b Exeter, Devon 1834, d Lew Trenchard, nr Tavistock, Devon 1924. Clare Coll Cambridge (BA, MA 1856); he taught briefly at the choir school of St Barnabas Pimlico, London, and then as Headmaster of Hurstpierpoint Coll in W Sussex until his ordination (CofE) in 1864. He became Curate of Horbury nr Wakefield, W Yorks, for 2 years, with responsibility for the mission district of Horbury Bridge; incumbencies at Dalton (nr Thirsk, N Yorks) and E Mersea (Essex) followed, but his most notable parish ministry began in 1872. On the death of his father in that year he succeeded to the title and property of Lew Trenchard (now one word) in Devon and in a 3-centuries-old tradition became its Squire and Rector, and later a JP; in his time the parish never contained as many as 300 adults.
While there he published many volumes of verse and prose including historical, biographical, devotional and fictional works, some in a colourfully entertaining style; he would write continuously while standing for long periods (like Toplady before him, not far distant but not much understood) at his high study desk. These included a lavishly-produced The Life of Napoleon Bonaparte, 15 vols of Lives of the Saints, Curious Myths of the Middle Ages, 2 vols of folk-songs and one of carols, followed by two books of reminiscences. By 1896 at least 22 of his novels were advertised in Messrs Methuen’s list, many with colourful titles and most into 2nd or subsequent edns.
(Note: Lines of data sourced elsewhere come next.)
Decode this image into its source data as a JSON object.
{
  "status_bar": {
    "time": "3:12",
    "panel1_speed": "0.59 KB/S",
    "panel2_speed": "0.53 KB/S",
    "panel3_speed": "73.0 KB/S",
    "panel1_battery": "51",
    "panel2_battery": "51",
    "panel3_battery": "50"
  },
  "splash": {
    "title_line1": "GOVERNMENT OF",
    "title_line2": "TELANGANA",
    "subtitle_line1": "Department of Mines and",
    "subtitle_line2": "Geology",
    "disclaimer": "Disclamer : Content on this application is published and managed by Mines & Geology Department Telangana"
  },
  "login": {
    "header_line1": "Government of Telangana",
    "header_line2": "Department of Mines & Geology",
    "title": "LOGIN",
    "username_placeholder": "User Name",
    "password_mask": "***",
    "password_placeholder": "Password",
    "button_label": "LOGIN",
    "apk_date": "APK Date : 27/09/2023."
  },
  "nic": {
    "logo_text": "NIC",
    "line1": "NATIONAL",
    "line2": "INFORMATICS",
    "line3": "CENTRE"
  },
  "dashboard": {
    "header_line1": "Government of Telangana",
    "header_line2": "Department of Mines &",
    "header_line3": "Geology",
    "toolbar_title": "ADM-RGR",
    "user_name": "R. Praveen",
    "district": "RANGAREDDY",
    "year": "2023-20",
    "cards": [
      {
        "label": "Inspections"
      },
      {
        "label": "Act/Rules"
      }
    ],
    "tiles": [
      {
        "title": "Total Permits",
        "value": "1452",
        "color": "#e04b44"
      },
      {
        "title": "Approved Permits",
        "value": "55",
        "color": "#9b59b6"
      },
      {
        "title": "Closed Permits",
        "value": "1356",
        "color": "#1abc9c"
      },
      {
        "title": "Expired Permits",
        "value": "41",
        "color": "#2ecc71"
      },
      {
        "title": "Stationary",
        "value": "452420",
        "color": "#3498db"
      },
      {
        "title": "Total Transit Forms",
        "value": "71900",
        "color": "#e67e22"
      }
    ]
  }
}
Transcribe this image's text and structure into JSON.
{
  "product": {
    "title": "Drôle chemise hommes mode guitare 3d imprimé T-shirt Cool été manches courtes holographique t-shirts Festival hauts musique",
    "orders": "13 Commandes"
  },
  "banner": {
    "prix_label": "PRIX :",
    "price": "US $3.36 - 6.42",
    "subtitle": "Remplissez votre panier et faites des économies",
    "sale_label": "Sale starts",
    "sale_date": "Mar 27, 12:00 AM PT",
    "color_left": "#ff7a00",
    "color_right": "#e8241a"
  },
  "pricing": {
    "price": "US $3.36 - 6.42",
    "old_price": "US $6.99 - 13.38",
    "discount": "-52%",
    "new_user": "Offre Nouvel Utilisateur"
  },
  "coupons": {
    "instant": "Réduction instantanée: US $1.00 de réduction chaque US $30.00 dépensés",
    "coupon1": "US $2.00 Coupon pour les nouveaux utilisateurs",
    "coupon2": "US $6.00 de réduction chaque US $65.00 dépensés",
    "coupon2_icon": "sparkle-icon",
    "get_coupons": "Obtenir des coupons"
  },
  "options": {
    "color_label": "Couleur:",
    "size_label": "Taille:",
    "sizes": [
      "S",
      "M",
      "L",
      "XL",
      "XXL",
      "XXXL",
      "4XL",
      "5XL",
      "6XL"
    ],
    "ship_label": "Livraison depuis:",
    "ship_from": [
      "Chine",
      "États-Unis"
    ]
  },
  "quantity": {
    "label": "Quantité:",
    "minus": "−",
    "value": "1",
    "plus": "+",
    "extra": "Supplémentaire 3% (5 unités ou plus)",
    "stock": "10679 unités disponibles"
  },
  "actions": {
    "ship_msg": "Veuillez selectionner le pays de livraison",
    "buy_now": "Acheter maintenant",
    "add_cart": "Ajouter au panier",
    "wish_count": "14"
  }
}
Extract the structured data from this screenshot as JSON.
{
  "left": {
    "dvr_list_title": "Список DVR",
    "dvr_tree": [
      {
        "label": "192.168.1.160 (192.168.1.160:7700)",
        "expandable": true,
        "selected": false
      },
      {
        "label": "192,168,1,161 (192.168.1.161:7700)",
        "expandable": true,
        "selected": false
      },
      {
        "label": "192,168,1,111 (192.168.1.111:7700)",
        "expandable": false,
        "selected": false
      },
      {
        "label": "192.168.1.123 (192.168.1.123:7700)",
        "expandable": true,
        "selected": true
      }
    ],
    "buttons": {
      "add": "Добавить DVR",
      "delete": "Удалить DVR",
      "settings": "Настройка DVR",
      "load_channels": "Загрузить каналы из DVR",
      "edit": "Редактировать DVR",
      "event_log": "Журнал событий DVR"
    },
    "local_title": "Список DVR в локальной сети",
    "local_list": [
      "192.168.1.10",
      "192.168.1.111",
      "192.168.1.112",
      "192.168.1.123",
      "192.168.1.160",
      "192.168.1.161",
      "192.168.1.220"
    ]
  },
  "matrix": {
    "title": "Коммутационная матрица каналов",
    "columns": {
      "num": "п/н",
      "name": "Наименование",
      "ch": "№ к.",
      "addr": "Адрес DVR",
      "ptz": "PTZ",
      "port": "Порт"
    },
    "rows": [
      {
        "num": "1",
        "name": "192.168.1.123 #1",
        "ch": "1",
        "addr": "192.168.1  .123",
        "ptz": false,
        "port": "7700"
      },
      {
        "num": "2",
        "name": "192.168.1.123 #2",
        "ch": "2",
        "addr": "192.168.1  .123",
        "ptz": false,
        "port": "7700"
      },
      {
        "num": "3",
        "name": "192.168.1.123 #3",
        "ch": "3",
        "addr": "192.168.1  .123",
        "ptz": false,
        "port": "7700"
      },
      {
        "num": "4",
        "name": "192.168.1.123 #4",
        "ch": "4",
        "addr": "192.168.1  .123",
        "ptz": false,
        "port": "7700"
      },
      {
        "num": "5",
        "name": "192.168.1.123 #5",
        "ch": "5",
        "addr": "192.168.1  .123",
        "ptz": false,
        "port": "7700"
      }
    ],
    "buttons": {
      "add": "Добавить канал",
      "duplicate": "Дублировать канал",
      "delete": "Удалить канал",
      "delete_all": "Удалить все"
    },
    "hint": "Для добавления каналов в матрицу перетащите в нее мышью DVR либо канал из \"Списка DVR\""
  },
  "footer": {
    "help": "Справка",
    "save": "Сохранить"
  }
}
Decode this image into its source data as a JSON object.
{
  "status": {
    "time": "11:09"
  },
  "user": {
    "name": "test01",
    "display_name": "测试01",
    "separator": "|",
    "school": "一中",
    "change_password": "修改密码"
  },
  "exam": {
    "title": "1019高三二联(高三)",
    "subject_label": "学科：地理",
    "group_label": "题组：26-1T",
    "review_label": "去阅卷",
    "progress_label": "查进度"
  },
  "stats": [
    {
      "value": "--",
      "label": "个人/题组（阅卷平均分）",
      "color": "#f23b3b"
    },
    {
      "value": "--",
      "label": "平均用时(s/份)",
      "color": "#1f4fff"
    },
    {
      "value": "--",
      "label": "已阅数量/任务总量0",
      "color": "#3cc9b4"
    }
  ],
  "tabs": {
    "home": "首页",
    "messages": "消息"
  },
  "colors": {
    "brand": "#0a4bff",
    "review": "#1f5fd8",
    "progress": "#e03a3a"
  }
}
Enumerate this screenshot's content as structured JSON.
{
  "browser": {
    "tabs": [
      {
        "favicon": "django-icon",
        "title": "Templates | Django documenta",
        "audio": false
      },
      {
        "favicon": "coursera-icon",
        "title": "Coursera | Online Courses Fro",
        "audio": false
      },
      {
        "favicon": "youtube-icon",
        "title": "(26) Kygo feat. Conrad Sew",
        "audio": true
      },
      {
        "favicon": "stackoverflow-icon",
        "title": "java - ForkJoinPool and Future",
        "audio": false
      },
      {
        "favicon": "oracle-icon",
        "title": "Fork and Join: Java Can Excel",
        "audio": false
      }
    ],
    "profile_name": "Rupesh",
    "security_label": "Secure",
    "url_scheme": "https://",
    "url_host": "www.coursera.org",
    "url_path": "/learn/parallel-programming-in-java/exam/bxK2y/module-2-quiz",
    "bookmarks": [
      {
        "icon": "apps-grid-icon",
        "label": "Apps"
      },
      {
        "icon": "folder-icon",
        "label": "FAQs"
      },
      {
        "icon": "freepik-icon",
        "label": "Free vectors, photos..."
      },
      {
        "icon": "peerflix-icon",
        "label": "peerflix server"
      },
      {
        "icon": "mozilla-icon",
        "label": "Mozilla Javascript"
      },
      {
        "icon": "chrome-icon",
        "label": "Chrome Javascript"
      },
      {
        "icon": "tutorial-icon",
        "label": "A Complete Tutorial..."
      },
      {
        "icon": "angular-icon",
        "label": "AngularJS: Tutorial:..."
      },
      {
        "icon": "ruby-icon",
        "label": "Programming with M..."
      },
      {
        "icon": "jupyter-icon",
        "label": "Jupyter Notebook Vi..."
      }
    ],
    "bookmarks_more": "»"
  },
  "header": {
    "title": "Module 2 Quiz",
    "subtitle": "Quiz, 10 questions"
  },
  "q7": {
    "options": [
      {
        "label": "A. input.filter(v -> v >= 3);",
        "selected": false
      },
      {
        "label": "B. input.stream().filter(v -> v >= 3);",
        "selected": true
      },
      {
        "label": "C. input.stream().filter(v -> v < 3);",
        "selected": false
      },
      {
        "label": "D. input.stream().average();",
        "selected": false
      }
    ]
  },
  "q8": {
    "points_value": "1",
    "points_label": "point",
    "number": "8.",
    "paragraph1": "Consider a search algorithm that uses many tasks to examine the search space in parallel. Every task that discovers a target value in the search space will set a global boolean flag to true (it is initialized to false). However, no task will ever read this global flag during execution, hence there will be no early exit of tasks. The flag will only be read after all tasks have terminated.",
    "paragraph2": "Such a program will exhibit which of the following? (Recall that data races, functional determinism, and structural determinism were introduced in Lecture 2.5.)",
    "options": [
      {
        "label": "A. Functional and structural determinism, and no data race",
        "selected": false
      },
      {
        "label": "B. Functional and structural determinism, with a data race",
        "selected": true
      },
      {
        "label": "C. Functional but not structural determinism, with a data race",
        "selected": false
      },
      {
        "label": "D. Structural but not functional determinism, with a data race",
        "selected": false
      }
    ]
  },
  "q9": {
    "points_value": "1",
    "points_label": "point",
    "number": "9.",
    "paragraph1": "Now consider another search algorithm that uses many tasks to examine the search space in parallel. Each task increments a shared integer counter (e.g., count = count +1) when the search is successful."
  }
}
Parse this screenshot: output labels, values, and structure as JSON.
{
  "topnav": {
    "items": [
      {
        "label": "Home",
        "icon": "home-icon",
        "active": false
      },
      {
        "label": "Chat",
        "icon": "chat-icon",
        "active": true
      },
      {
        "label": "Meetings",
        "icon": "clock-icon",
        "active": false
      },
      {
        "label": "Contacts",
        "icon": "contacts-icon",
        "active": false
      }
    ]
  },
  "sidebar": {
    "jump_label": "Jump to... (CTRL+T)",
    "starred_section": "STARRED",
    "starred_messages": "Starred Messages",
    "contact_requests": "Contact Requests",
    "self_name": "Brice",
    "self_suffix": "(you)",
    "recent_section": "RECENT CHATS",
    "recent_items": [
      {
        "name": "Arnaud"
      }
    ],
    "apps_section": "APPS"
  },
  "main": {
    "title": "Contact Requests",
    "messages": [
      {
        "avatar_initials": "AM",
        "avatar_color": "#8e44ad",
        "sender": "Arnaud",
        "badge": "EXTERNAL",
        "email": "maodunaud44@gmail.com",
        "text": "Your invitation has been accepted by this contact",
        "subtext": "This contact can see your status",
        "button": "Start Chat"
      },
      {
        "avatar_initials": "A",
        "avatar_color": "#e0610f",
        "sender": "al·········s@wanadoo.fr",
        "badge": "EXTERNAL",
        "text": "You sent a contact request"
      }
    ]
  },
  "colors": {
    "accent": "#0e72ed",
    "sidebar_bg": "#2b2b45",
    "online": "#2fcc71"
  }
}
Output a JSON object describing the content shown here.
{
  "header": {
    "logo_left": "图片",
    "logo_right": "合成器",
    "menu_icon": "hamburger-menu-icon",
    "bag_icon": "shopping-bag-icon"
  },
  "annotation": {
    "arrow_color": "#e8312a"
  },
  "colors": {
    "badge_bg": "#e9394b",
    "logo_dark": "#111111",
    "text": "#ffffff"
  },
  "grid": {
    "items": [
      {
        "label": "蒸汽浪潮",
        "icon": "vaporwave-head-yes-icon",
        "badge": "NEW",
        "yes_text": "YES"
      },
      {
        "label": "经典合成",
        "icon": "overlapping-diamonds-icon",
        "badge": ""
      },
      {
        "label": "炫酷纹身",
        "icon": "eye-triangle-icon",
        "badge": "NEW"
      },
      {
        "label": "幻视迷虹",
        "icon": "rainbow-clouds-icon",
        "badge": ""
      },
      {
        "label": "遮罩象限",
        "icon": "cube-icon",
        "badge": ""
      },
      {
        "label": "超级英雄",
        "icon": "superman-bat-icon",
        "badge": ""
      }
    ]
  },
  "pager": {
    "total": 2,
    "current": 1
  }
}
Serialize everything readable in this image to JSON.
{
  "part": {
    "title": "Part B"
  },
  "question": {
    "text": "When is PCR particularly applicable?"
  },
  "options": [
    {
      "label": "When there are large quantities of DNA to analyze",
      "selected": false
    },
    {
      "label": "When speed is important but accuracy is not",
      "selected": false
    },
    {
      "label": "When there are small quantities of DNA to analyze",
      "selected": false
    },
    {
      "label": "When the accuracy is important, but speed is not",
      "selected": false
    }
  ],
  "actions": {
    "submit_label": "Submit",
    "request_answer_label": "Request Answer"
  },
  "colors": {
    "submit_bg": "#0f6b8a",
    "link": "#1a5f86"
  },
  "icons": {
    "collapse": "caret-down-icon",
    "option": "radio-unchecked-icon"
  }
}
He was one of the earliest folk-song collectors, and his view of carols was permanently changed as he was teaching a smoothed-out Victorian text to Yorkshire mill-girls c1865; they burst out with ‘Nay! We know one a great deal better nor yond!’ and proceeded to teach him the authentic version. But Christmas, he believed, was celebrated better in warm and colourful churches than in cold and dark streets.
Baring-Gould was a ‘high’ Anglican, keen to distinguish the orthodox Catholic faith from Romanism and popery. Church Songs was published in 1884, co-edited like some of his other books with H F Sheppard. SBG’s hymns could be either stirring and gentle, with a special appeal to children of his generation as with the once highly popular Now the day is over. Indeed, just as W W How provides us with both nos.429 and 585, so Baring-Gould has given us 575 and Sing lullaby. And the former of these (like Cowper’s 256 and Monsell’s 883) is frequently quoted in all kinds of secular literature and popular journalism alike. Like some other notable Victorians (Wm Morris, Anthony Trollope etc), Baring-Gould also made the journey to Iceland, where realism generally overcame romance. He died at home 4 weeks short of his 90th birthday, and while he seems in many ways a larger-than-lifesize survivor from a different age, his hymns are still being sung; CH and GH both feature two, while 4 are included in the N American Hymnal 1982 and the Irish Church Hymnal of 2005. In translation they are in use in E African Swahili books and elsewhere worldwide. In 1957 William Purcell published Onward, Christian Soldiers: a life of SB-G, Parson, Squire, Novelist, Antiquary, 1834-1924. This included a handsome frontispiece illustration, and a perceptive introduction by John Betjeman who called him ‘a born story-teller’ of ‘uncompromising amateurishness’. Nos.575, 588.